In 2010, A/A photographer Paul Kranzler began photographing at the beinhaus in the village of Hallstatt. “A beinhaus (bone house), or charnel house, is the place at a church or graveyard where the bones of the deceased are kept after exhumation,” he explained. “As a child, I visited the ossuary, with its painted skulls, one of the strangest places I have ever been—a mystic and very silent place.” Hallstatt is nestled between steep mountains and a large lake, which means that there is limited space for the cemetery. For years, the graves were emptied after only a couple of years to make room for the more recently deceased.
“The skulls and bones were removed, cleaned, and exposed to sunlight and moonlight for weeks, until they were bleached ivory white,” Kranzler said. “As one would decorate a grave with flowers, the skulls were painted by the local gravedigger. Earth pigments were used, and the women’s skulls were painted with colorful flowers, the men’s with ivy leaves. The deceased’s date of birth and death were written on their forehead. This tradition began in 1720 A.D., and there are now over twelve hundred skulls, six hundred and ten of which have been painted. The last skull to go into the beinhaus was in 1995. The woman died 1983, and it was her last request to be stored there.”

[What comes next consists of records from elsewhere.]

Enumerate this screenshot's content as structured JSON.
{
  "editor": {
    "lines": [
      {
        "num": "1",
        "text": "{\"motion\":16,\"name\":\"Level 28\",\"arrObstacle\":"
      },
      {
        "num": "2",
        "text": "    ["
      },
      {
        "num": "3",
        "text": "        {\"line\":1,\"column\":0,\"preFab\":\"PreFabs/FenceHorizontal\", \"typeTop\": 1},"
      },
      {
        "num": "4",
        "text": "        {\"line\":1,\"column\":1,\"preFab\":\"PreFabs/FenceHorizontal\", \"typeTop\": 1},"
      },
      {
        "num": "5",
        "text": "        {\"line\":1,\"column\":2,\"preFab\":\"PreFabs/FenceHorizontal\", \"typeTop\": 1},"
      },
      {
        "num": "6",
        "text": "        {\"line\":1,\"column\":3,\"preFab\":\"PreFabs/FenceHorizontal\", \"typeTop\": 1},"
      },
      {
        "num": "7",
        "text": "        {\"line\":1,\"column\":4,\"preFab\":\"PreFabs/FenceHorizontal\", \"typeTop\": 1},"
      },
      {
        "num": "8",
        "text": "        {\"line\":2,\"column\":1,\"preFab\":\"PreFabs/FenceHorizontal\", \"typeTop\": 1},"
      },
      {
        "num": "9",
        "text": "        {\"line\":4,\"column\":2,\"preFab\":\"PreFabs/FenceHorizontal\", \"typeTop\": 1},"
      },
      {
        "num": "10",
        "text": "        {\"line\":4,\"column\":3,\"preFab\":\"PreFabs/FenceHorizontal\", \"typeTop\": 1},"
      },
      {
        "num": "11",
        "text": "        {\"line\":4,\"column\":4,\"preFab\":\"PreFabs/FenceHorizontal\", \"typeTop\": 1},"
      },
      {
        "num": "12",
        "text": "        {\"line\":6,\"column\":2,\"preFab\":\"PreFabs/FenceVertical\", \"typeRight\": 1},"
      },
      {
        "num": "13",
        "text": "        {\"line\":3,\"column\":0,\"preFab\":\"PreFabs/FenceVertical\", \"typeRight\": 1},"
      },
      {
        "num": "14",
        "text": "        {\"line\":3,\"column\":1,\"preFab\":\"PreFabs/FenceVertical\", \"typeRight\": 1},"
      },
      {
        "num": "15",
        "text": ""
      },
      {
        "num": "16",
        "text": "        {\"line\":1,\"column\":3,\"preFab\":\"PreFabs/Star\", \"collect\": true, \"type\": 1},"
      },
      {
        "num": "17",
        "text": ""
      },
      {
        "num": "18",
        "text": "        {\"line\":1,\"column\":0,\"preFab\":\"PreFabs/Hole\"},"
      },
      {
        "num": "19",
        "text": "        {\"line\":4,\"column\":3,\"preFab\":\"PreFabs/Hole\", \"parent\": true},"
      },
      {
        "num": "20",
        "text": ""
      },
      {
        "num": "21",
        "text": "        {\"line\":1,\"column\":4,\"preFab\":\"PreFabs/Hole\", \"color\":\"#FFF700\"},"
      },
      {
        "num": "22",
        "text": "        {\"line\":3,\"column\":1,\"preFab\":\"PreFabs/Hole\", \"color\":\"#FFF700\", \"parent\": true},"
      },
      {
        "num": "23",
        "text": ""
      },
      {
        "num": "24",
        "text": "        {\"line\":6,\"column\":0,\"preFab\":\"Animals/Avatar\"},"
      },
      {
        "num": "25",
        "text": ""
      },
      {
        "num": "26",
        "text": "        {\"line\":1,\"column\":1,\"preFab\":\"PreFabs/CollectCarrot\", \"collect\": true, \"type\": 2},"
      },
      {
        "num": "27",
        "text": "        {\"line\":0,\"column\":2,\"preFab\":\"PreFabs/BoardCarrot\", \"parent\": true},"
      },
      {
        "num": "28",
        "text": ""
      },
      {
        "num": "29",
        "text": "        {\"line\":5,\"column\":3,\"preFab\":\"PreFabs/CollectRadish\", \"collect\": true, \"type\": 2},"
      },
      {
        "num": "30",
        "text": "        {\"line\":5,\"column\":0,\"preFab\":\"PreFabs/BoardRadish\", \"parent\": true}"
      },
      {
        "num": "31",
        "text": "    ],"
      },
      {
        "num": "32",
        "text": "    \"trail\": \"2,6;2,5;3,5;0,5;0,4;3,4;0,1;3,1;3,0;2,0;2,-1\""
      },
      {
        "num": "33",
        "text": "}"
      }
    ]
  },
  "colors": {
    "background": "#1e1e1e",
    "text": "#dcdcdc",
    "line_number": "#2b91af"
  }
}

In this body of work, Kranzler also photographs the ferry to the village and shipping pier. “Until 1890, the only access to Hallstatt was by boat or hiking trail,” he told me. In Kranzler’s eerie long exposures, the lake crossing suggests the river Styx, and the title of Kranzler’s project, “Vademecum,” is from Latin—vade mecum, which often refers to a guidebook and means “Go with me.”
By Jessie Wender / THE NEW YORKER